#### PROBLEM:
What lines in the records include the string "JSON"? Return each one.

#### SUPPLIED MATERIAL:
- - - - - - -

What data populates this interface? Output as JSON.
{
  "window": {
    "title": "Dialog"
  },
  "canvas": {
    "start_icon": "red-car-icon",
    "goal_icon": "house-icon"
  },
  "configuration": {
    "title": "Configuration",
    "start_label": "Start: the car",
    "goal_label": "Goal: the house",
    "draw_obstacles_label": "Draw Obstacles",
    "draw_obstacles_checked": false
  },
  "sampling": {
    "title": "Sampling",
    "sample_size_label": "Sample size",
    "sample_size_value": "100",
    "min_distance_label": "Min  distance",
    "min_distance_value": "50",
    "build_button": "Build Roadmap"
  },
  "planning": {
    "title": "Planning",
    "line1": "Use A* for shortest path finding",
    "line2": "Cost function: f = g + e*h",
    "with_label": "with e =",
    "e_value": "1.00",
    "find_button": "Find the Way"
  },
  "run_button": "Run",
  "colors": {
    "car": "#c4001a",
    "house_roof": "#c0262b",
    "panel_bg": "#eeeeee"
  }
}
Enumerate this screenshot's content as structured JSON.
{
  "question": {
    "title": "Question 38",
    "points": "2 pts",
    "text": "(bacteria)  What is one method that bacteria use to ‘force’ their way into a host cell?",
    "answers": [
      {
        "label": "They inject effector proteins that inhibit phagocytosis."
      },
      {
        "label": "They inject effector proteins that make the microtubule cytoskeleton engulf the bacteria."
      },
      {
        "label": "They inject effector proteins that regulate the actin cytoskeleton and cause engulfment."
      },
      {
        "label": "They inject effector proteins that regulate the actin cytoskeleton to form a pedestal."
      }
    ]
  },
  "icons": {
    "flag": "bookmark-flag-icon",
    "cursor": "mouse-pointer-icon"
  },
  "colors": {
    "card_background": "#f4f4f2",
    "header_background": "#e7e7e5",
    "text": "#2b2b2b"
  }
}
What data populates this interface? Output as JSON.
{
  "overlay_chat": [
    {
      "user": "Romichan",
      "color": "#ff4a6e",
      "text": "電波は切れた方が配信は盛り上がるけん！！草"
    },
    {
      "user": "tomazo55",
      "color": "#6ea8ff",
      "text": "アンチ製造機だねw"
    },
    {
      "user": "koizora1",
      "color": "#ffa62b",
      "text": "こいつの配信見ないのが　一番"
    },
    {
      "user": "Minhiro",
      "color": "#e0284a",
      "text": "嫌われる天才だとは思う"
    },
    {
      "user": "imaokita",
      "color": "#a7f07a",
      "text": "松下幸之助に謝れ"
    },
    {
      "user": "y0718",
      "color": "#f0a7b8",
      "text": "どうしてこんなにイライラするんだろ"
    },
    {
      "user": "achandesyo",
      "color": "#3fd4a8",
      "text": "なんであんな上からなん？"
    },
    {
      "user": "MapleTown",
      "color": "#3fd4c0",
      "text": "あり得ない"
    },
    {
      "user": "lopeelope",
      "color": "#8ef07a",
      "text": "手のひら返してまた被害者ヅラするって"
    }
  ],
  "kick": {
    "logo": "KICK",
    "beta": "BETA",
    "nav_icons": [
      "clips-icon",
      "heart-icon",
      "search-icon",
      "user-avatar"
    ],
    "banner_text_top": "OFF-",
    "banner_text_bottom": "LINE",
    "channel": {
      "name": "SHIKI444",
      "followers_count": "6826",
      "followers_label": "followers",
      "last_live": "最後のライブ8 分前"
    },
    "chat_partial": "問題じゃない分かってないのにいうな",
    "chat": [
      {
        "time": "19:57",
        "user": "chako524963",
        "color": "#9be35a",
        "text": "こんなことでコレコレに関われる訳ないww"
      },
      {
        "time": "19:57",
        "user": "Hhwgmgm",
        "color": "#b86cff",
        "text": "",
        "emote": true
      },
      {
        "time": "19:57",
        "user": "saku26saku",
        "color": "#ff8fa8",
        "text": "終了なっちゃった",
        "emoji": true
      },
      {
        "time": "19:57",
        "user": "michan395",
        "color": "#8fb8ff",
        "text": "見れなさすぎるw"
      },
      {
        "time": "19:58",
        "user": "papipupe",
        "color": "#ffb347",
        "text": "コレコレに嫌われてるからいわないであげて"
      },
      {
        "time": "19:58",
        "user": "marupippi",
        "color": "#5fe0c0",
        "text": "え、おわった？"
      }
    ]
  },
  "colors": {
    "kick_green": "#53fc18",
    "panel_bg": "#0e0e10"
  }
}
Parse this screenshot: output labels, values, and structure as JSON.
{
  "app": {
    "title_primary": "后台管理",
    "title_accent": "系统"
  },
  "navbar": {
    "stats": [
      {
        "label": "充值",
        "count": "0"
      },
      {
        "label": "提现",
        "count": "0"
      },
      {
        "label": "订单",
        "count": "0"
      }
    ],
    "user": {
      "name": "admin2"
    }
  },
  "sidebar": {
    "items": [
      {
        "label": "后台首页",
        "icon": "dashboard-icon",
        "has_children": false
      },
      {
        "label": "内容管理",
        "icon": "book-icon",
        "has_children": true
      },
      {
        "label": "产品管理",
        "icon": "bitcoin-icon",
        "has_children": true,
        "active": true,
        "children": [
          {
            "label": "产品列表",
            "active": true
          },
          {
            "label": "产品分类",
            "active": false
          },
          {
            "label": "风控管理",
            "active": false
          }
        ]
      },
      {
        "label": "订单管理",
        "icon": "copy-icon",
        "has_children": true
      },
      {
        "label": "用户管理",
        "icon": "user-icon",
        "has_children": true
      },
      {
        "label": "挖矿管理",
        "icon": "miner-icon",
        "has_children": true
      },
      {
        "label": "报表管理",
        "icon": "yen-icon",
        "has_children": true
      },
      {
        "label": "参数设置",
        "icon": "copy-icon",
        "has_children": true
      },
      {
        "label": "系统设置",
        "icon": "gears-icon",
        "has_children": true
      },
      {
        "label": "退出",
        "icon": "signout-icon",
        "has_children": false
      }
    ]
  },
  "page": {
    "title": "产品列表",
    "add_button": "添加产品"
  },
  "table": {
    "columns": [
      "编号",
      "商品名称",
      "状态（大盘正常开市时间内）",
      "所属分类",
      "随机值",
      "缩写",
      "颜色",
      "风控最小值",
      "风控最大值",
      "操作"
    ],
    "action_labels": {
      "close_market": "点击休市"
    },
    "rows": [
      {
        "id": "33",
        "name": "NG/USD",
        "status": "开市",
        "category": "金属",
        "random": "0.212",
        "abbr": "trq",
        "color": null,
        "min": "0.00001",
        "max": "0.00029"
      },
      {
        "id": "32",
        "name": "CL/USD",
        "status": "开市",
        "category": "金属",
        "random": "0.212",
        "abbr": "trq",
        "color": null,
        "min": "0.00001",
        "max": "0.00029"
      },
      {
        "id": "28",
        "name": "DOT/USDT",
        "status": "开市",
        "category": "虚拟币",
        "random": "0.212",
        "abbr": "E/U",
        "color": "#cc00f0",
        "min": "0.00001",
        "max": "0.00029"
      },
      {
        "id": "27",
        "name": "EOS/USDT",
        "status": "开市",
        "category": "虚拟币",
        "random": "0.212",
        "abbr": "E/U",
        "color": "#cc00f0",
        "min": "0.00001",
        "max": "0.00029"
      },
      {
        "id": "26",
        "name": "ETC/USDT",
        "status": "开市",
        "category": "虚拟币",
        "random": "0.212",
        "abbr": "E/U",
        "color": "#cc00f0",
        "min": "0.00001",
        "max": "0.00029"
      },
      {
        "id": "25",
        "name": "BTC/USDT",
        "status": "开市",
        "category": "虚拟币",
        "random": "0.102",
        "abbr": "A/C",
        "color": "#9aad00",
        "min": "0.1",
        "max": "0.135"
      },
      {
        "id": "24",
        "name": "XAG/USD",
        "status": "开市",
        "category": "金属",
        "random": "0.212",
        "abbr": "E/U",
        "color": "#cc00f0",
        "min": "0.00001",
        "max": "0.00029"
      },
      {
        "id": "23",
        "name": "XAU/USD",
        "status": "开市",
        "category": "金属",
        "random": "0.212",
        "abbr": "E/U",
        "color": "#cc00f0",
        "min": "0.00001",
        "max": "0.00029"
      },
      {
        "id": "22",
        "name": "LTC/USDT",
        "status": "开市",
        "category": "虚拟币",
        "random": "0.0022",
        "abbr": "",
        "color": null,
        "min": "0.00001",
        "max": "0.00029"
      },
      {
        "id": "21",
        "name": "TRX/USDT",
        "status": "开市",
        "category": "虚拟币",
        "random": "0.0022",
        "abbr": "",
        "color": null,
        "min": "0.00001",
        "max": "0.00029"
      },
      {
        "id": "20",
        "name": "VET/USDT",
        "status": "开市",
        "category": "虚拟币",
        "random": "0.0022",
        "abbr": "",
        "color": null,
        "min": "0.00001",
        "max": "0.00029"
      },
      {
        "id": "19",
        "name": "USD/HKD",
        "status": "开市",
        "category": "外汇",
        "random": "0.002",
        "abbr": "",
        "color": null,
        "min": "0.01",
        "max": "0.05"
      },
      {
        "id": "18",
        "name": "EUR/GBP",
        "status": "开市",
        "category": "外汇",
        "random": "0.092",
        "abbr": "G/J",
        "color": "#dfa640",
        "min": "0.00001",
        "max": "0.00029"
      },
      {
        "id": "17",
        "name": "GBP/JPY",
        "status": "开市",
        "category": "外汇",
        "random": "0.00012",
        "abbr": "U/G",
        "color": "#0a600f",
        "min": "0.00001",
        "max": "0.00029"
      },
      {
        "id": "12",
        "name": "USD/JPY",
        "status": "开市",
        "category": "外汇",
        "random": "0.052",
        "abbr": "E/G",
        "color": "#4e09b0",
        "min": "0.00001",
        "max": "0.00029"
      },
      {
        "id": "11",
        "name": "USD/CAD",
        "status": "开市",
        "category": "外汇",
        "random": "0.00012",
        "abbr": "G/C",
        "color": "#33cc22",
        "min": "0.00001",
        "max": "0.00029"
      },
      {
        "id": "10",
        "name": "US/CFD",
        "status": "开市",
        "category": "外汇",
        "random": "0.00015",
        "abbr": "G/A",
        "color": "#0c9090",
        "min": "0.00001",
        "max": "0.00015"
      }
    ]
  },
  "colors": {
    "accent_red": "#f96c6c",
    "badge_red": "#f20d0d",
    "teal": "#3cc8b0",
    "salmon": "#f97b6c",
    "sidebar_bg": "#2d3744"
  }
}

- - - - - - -

#### SOLUTION:
What data populates this interface? Output as JSON.
Enumerate this screenshot's content as structured JSON.
What data populates this interface? Output as JSON.
Parse this screenshot: output labels, values, and structure as JSON.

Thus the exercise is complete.